  2. Reference is to a proposal that President Johnson intended to make in his State of the Union address. At a meeting earlier that afternoon, Seaborg, McGeorge Bundy, Harold Brown, Elmer Staats (Deputy Director, Bureau of the Budget), and others discussed the following proposed sentence for this address: “It is in this spirit that we are cutting back our production of enriched uranium by 25%, shutting down four plutonium piles and closing many non-essential military installations.” Because the participants disagreed about whether the President’s message should mention longer-range cutbacks or only those for FY 1965, they decided to confer with the President and “if the President wanted to refer only to the FY 1965 cutback in production, the sentence should be modified in order to make this clear.” (Ibid., pp. 182 and 186)
  3. For Seaborg’s notes of the December 21 meeting, see ibid., p. 123.
  4. The sentence in President Johnson’s State of the Union message, given at noon on January 8, reads: “It is in this spirit [of not seeking an excess of military power that could be provocative and wasteful] that in this fiscal year we are cutting back our production of enriched uranium by 25 percent.” (Public Papers of the Presidents of the United States: Lyndon B. Johnson, 1963-64, Book I, p. 117)
  5. In an entry for January 8, Seaborg noted: “I participated with Secretary of Defense McNamara and Secretary of State Rusk in a background briefing of several hundred reporters in the State Department Auditorium on the State of the Union Message; we gave out a press release (copy attached) and explained the details of the production cutback.” (Seaborg, Journal, Vol. 7, p. 192) For text of the referenced AEC press release, January 8, see ibid., pp. 193-195. For the Department of State transcript of the background briefing, see ibid., Appendix: Press Conferences, pp. 117-140.
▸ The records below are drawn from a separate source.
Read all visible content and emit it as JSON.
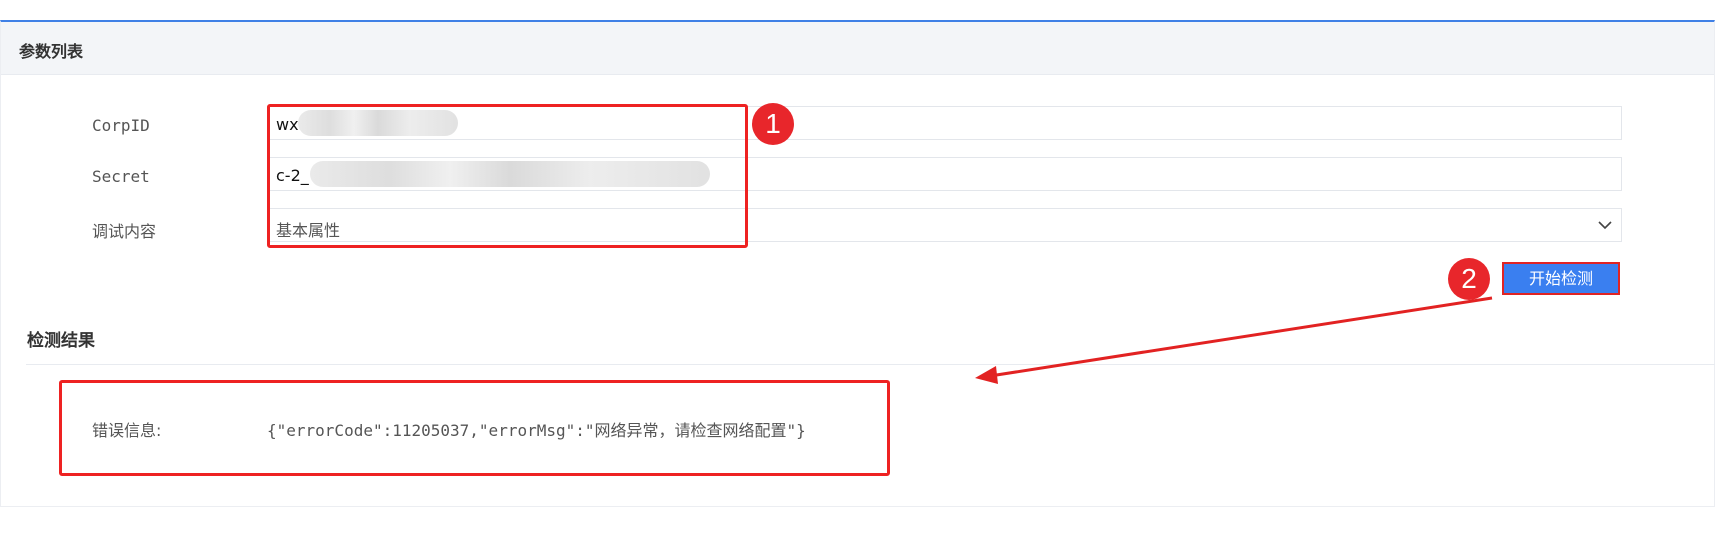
{
  "panel": {
    "title": "参数列表"
  },
  "form": {
    "corpid_label": "CorpID",
    "corpid_value": "wx",
    "secret_label": "Secret",
    "secret_value": "c-2_",
    "debug_label": "调试内容",
    "debug_selected": "基本属性"
  },
  "actions": {
    "start_label": "开始检测"
  },
  "result": {
    "section_title": "检测结果",
    "error_label": "错误信息:",
    "error_value": "{\"errorCode\":11205037,\"errorMsg\":\"网络异常，请检查网络配置\"}"
  },
  "annotations": {
    "badge_1": "1",
    "badge_2": "2"
  },
  "colors": {
    "accent": "#3a7ff0",
    "annotation_red": "#e22222",
    "header_bg": "#f3f5f8"
  },
  "icons": {
    "select_chevron": "chevron-down-icon"
  }
}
  6. Ibid., Vol. 7, pp. 103-105.
  7. This statement was presumably the AEC press release; see footnote 5 above.